=== What is needed ===
What lines in the material hold the string "USDT永续"? Return every one of them.

=== Records supplied ===
+++++

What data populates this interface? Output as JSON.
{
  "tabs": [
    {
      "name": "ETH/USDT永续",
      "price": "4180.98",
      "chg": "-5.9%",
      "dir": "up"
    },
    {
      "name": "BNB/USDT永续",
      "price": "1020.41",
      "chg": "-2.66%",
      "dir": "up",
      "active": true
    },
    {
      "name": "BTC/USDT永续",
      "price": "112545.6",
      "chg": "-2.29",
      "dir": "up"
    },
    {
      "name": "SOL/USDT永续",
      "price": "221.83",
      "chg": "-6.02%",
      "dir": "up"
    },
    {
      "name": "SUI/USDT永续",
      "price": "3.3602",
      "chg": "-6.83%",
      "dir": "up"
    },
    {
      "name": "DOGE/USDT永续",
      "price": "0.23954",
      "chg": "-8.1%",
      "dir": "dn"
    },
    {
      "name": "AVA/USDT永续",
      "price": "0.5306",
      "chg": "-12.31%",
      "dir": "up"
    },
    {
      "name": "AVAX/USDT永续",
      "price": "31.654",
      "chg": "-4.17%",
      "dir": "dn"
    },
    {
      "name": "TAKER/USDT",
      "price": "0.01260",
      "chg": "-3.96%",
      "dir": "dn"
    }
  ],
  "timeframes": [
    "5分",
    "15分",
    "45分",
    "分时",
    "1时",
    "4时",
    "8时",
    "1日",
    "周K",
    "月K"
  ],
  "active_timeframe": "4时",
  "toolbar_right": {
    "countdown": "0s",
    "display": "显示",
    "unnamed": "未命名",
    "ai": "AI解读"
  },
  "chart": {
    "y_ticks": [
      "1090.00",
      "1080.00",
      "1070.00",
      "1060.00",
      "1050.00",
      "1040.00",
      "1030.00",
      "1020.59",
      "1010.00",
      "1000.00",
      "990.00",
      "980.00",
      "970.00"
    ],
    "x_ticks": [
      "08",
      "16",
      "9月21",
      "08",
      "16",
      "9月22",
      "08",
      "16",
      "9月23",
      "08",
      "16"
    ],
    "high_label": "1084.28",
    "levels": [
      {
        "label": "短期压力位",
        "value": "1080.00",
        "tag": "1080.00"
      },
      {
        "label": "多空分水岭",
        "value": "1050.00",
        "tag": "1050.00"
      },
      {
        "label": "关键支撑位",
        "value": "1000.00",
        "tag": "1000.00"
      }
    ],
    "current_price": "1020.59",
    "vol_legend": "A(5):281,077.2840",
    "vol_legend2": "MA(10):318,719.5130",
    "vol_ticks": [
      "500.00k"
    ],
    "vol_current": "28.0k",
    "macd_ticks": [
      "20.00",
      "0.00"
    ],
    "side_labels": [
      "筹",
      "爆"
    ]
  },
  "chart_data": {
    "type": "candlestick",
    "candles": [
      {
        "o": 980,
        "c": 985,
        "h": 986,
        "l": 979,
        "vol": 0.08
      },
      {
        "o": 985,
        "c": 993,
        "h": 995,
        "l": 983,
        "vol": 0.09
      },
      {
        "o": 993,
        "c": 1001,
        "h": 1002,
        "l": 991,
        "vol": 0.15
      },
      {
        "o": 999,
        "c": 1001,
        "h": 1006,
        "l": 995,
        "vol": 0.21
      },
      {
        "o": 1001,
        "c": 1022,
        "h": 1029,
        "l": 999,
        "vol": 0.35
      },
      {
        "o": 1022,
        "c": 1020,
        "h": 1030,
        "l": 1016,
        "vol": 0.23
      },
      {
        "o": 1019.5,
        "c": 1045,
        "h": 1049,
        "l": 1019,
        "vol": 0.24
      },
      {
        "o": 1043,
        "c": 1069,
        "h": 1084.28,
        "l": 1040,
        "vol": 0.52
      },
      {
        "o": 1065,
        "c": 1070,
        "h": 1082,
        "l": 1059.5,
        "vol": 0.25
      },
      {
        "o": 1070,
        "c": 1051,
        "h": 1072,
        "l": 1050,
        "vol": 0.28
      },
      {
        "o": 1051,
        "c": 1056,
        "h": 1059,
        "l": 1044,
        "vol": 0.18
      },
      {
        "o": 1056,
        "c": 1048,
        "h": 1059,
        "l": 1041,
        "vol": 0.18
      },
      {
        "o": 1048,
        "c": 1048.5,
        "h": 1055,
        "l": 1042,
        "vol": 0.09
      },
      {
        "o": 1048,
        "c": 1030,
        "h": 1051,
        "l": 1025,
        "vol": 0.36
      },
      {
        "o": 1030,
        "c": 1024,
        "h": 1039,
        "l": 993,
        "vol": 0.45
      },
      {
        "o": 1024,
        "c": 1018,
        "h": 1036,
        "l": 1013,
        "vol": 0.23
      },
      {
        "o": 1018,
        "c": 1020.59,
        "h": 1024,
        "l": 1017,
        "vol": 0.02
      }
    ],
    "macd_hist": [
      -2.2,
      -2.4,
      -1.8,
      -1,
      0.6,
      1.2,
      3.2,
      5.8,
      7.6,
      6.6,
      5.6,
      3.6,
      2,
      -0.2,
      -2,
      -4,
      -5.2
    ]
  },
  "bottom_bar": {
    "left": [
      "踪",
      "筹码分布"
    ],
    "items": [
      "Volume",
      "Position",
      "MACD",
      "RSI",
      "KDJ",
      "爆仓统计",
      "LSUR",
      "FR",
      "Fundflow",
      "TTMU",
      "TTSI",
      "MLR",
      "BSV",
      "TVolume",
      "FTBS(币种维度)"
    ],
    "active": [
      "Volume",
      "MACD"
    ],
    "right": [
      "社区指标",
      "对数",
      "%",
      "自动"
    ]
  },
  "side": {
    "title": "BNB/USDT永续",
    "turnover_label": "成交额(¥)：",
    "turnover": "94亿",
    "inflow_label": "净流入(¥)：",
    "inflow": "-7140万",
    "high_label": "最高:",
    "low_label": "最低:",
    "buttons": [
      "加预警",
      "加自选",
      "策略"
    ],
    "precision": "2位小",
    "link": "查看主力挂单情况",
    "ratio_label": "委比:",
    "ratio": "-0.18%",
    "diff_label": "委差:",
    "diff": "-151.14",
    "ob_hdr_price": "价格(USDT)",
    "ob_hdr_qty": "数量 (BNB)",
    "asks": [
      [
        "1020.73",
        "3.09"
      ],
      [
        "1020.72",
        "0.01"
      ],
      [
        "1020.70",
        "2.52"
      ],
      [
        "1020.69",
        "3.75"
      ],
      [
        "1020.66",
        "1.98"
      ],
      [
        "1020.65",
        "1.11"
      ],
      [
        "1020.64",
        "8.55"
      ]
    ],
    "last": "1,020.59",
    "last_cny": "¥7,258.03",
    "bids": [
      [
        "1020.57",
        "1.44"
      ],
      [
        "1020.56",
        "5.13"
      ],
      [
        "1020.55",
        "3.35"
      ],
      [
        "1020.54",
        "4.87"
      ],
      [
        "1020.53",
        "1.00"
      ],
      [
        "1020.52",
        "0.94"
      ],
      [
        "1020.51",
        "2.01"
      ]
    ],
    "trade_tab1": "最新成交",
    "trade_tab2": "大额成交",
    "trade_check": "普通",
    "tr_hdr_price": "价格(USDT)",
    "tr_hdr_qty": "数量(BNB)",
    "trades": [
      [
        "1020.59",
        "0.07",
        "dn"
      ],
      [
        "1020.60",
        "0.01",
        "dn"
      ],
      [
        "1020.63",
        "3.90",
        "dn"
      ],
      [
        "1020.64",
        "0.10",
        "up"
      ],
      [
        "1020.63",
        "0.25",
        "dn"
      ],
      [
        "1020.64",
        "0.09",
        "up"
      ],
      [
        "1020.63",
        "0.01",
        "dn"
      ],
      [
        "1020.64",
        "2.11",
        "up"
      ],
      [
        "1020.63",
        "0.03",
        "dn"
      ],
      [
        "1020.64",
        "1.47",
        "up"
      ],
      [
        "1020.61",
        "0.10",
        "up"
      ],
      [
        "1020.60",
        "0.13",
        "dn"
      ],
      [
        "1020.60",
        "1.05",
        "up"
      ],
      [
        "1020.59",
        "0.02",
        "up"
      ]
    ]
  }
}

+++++

=== Result of this task ===
      "name": "ETH/USDT永续",
      "name": "BNB/USDT永续",
      "name": "BTC/USDT永续",
      "name": "SOL/USDT永续",
      "name": "SUI/USDT永续",
      "name": "DOGE/USDT永续",
      "name": "AVA/USDT永续",
      "name": "AVAX/USDT永续",
    "title": "BNB/USDT永续",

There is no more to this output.